▶ **What is required**: From the data below, report how many lines contain the word "JSON", giving the number and nothing else.

*** Supplied information Section Begins ***

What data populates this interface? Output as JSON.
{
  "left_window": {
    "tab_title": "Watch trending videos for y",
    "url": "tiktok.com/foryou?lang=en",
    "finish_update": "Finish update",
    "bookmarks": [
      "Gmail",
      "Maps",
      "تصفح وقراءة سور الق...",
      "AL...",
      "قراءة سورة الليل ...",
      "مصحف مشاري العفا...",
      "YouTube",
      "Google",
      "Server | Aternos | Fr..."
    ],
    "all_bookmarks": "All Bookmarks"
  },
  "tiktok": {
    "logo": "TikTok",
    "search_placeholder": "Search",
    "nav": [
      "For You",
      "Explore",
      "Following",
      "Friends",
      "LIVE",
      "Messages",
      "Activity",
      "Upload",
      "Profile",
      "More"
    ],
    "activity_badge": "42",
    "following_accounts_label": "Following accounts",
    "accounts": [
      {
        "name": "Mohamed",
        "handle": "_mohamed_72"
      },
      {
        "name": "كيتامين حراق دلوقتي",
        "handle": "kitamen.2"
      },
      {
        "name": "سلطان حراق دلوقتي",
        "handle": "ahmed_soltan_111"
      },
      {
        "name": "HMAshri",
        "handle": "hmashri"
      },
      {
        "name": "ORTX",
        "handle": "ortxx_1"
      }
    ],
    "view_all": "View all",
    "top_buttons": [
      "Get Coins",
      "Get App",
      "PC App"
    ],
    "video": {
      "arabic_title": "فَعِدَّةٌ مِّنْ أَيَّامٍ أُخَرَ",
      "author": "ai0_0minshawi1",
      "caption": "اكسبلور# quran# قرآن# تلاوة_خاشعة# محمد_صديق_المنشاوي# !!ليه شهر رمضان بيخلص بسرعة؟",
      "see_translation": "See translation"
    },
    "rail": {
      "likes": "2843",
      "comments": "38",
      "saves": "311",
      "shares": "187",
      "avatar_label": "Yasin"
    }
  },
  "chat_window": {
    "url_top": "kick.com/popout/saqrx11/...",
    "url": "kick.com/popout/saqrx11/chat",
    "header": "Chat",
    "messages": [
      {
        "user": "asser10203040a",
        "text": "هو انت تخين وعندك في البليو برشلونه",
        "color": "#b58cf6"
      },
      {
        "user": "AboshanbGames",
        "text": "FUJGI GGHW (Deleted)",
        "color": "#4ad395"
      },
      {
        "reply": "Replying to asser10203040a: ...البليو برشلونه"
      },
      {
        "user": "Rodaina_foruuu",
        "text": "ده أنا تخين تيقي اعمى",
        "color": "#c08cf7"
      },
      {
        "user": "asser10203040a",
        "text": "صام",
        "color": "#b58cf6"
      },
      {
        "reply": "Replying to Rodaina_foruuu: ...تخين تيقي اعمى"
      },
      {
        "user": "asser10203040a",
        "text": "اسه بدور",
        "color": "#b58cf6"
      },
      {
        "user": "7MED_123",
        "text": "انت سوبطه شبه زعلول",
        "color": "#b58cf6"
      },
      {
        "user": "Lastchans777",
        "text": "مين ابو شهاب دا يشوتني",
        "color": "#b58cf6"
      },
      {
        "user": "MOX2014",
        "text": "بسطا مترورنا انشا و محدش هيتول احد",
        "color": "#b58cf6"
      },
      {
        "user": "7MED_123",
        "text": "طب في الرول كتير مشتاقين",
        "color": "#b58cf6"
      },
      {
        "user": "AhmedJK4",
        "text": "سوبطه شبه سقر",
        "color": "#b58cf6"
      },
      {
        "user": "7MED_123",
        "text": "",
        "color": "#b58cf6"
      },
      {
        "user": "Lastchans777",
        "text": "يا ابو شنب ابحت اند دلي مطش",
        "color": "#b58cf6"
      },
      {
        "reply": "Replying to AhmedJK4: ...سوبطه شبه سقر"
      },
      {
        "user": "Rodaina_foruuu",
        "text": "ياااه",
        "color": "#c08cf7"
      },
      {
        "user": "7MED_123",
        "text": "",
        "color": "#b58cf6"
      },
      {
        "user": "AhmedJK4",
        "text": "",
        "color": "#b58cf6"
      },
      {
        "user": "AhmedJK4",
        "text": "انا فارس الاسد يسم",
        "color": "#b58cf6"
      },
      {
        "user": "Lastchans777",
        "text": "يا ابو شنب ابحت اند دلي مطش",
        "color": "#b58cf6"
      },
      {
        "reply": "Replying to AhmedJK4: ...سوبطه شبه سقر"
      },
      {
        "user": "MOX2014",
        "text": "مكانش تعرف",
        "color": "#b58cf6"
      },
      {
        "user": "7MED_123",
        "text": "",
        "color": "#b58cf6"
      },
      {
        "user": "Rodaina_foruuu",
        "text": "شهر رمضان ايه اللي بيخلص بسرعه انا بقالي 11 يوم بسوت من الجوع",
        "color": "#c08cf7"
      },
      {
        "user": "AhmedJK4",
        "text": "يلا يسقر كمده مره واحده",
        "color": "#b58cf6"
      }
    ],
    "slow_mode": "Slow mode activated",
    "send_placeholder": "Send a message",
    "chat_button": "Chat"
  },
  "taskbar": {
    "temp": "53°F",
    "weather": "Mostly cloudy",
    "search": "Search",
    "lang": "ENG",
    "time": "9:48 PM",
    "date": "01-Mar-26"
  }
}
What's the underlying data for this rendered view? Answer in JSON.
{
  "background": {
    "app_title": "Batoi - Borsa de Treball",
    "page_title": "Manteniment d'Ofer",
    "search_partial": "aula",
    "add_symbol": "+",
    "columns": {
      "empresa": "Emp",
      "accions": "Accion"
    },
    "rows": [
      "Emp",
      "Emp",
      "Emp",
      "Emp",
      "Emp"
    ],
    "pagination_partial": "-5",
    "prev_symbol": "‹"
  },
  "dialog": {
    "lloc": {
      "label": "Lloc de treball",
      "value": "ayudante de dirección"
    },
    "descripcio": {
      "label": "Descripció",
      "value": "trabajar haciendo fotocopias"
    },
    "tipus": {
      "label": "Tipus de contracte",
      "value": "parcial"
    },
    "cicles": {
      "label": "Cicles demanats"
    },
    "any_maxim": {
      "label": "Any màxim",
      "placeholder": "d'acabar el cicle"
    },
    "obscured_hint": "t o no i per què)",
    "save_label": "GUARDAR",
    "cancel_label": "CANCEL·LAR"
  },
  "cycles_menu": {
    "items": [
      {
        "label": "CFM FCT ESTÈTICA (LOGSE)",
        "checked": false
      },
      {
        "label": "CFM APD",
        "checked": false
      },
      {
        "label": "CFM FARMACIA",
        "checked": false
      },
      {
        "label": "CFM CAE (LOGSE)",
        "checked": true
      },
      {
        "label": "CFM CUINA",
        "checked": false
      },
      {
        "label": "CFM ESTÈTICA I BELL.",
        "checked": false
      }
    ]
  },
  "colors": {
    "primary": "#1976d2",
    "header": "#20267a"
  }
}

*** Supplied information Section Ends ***

▶ **Response**: 2